Your copy of the listing must be exact and must hold no images.
┄┄┄┄┄┄┄┄┄┄┄┄┄┄┄┄┄┄┄┄
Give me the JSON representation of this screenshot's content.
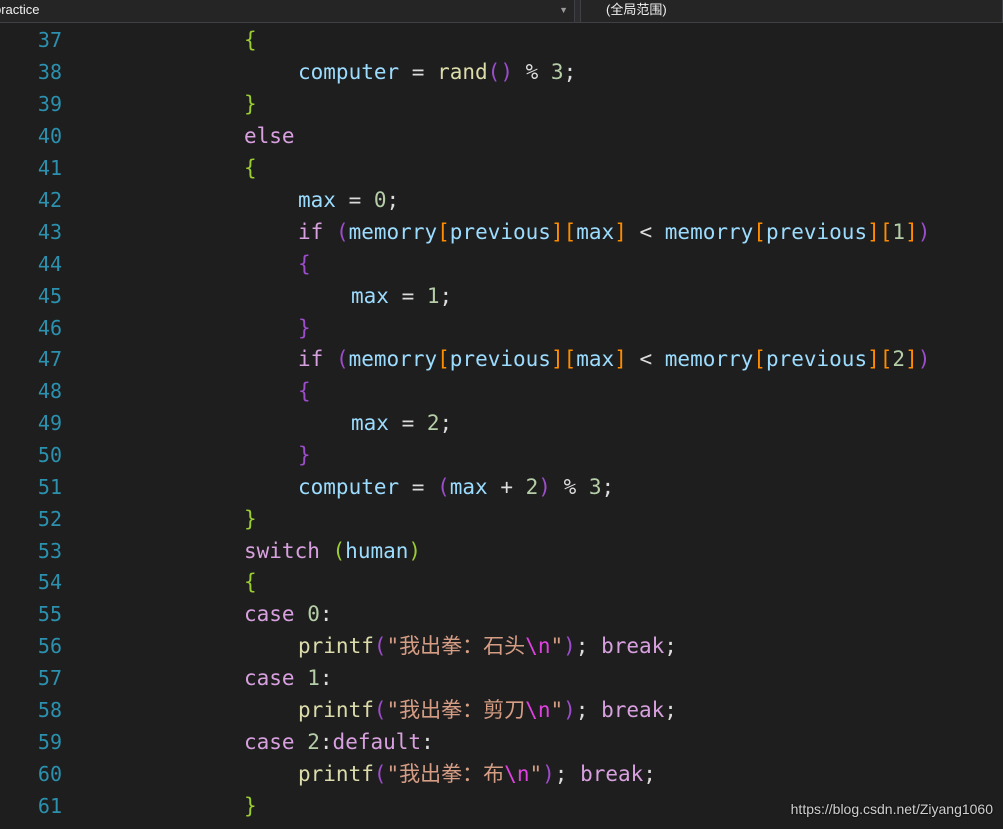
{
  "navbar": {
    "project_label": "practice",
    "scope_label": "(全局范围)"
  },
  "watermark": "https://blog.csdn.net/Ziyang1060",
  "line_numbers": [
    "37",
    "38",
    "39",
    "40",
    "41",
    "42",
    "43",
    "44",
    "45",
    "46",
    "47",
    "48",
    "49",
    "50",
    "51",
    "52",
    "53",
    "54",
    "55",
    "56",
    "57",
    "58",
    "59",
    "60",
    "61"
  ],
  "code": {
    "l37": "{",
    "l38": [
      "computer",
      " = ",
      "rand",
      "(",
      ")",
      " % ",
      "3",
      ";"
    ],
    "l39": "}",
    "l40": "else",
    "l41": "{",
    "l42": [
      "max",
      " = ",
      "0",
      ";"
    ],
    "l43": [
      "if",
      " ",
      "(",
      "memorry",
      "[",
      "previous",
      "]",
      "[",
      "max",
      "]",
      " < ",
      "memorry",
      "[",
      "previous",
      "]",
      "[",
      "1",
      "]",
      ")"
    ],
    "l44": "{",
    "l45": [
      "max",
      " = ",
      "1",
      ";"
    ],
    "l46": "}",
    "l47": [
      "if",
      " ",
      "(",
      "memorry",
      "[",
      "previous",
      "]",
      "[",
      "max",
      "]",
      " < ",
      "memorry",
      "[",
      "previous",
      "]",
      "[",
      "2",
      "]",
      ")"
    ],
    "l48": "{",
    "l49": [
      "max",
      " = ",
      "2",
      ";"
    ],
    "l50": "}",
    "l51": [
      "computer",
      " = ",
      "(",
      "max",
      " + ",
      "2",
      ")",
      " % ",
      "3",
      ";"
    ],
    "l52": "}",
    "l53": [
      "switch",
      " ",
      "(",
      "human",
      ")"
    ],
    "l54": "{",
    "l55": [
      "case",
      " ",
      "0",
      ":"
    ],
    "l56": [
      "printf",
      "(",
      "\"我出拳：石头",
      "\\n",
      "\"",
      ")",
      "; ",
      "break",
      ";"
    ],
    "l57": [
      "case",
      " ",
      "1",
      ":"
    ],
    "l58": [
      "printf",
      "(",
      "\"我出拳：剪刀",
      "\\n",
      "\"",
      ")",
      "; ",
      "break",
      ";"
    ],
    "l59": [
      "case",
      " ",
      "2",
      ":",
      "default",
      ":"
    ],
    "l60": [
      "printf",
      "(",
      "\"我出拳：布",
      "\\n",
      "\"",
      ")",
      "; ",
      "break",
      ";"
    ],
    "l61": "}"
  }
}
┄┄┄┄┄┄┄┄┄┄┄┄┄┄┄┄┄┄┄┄
§ Answer section
Give me the JSON representation of this screenshot's content.
{
  "navbar": {
    "project_label": "practice",
    "scope_label": "(全局范围)"
  },
  "watermark": "https://blog.csdn.net/Ziyang1060",
  "line_numbers": [
    "37",
    "38",
    "39",
    "40",
    "41",
    "42",
    "43",
    "44",
    "45",
    "46",
    "47",
    "48",
    "49",
    "50",
    "51",
    "52",
    "53",
    "54",
    "55",
    "56",
    "57",
    "58",
    "59",
    "60",
    "61"
  ],
  "code": {
    "l37": "{",
    "l38": [
      "computer",
      " = ",
      "rand",
      "(",
      ")",
      " % ",
      "3",
      ";"
    ],
    "l39": "}",
    "l40": "else",
    "l41": "{",
    "l42": [
      "max",
      " = ",
      "0",
      ";"
    ],
    "l43": [
      "if",
      " ",
      "(",
      "memorry",
      "[",
      "previous",
      "]",
      "[",
      "max",
      "]",
      " < ",
      "memorry",
      "[",
      "previous",
      "]",
      "[",
      "1",
      "]",
      ")"
    ],
    "l44": "{",
    "l45": [
      "max",
      " = ",
      "1",
      ";"
    ],
    "l46": "}",
    "l47": [
      "if",
      " ",
      "(",
      "memorry",
      "[",
      "previous",
      "]",
      "[",
      "max",
      "]",
      " < ",
      "memorry",
      "[",
      "previous",
      "]",
      "[",
      "2",
      "]",
      ")"
    ],
    "l48": "{",
    "l49": [
      "max",
      " = ",
      "2",
      ";"
    ],
    "l50": "}",
    "l51": [
      "computer",
      " = ",
      "(",
      "max",
      " + ",
      "2",
      ")",
      " % ",
      "3",
      ";"
    ],
    "l52": "}",
    "l53": [
      "switch",
      " ",
      "(",
      "human",
      ")"
    ],
    "l54": "{",
    "l55": [
      "case",
      " ",
      "0",
      ":"
    ],
    "l56": [
      "printf",
      "(",
      "\"我出拳：石头",
      "\\n",
      "\"",
      ")",
      "; ",
      "break",
      ";"
    ],
    "l57": [
      "case",
      " ",
      "1",
      ":"
    ],
    "l58": [
      "printf",
      "(",
      "\"我出拳：剪刀",
      "\\n",
      "\"",
      ")",
      "; ",
      "break",
      ";"
    ],
    "l59": [
      "case",
      " ",
      "2",
      ":",
      "default",
      ":"
    ],
    "l60": [
      "printf",
      "(",
      "\"我出拳：布",
      "\\n",
      "\"",
      ")",
      "; ",
      "break",
      ";"
    ],
    "l61": "}"
  }
}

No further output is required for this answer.